- The most difficult part of learning L.A.’s system for Barnes wasn’t so much the triangle offense, but learning all the counters that the players like Kobe Bryant, Pau Gasol and Lamar Odom instinctively do after years in the system. More time with the offense and those players would breed improvement, of course, as nothing can replicate time spent on the actual floor.

- Barnes made the point that you can’t really look at L.A.’s bench and compare it scoring wise to a Dallas bench that simply gets more minutes and is supposed to score (Jason Terry almost plays more minutes himself than Blake and Barnes together). The intention of their unit, with such skilled bigs and Kobe Bryant on the floor, is to change the rhythm and tempo of the game, and create things on the defensive end. The Mavs bench is a strict scoring bench, Barnes said, which “we saw in Game 4.”

- Barnes, who has a player option on his contract with L.A., said that he and his agent know what they’re going to do, though he said they’d keep to themselves. He did say this: “I want to win, and I still think this is the best team in the NBA.”

- Barnes was asked what it’s like not to live up to the championship expectations of the team and the city: “When you bust, it’s trouble. But it’s great to be in an organization where nothing but winning is accepted, that’s a great standard to live by on and off the court. To be here and to bust, you see the repercussions.” Barnes, who said he’s still mad, hurt and shocked, said he’s heard reports about breaking the team up, that they’re old, and the new guys need to get out and so on … but he said he realizes that goes with the territory when expectations are deservedly high.

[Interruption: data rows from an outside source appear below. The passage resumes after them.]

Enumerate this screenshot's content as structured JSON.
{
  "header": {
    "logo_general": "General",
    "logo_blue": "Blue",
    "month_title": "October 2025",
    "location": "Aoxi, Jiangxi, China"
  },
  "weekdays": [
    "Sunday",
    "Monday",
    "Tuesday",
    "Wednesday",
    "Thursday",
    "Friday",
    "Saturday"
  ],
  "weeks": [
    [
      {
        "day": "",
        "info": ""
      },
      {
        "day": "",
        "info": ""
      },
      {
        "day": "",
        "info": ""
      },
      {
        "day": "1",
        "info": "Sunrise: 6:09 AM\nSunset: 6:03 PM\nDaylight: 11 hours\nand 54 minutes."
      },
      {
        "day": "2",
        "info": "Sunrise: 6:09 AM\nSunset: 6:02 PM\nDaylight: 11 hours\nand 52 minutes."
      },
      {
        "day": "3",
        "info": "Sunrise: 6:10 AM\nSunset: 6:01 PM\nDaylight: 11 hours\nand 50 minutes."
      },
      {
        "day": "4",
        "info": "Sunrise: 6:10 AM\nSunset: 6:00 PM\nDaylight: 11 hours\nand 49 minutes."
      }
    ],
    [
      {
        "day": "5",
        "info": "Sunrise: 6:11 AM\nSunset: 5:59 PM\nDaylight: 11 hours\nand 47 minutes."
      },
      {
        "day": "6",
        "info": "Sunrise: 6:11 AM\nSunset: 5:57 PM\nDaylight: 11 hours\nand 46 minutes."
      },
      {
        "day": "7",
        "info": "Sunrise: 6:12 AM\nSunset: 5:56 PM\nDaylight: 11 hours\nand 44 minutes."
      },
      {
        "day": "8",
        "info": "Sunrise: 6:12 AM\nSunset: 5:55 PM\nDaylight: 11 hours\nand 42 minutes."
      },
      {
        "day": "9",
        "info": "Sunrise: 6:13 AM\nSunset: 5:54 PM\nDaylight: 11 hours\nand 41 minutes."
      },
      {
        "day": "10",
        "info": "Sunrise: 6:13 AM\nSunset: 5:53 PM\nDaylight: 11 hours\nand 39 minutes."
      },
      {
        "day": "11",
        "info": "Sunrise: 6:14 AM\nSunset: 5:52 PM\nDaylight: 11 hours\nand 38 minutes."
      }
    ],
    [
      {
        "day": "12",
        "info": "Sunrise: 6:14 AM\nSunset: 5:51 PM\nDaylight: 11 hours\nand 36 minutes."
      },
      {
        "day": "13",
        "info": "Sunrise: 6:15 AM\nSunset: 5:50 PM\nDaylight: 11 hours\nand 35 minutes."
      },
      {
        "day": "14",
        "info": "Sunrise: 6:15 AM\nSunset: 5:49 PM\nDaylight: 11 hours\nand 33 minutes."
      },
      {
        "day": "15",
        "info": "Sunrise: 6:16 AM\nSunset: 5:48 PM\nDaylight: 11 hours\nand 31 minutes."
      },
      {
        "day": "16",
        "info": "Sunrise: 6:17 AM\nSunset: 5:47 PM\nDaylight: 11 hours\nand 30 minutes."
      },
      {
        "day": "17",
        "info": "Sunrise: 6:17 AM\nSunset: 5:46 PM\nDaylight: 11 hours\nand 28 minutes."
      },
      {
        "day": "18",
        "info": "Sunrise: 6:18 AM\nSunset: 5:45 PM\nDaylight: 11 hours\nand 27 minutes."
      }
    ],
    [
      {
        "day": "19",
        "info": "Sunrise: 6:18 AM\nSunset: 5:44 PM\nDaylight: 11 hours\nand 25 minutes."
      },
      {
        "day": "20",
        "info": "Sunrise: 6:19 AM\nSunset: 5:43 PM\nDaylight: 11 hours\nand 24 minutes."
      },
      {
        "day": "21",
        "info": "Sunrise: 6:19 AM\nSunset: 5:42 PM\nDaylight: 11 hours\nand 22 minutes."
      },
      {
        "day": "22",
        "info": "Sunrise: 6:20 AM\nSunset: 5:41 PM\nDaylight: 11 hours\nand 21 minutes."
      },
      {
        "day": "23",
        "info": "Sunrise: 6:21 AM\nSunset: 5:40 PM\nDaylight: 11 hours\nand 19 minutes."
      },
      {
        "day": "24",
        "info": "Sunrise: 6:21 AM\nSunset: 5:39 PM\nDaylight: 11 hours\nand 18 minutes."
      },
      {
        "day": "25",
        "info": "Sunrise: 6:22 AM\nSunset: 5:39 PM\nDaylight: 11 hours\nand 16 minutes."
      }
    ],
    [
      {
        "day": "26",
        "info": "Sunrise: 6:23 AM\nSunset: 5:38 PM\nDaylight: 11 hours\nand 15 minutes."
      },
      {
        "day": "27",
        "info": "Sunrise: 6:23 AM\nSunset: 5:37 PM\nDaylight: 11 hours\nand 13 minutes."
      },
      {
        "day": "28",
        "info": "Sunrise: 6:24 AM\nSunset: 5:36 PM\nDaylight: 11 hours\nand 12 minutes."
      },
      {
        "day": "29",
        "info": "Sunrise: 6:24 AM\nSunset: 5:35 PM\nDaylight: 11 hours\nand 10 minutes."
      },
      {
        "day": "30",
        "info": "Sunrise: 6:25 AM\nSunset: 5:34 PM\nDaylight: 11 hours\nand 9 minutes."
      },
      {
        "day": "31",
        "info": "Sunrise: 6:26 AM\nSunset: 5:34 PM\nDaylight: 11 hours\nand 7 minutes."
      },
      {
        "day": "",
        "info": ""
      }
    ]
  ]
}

- On next year, with his health back: “I know I’m going to bounce back strong. I just look at this as a missed opportunity, not that I would have made the difference, but I know would have helped.”

On what he saw from Kobe Bryant this season: “Just what makes him him, what makes him the best player in the game. His attention to detail, his hunger, his will to win. You can kind of see it as an opponent, but as a teammate, it’s second to none. I’ve played with a lot of great players, but he’s the one.”

- Finally, Barnes said he joked with Phil that he’s “like the (beer commercial) of the “Most Interesting Man in the World.’ His approach to things, the meditation, the trust he has in his players, the buttons he knows how to push to get the best out of each guy. And with a team like this with Hall of Famers, superstars, all-stars, there’s a lot of different egos and personalities, and I think he did a great job of juggling those and keeping us all on the same page.”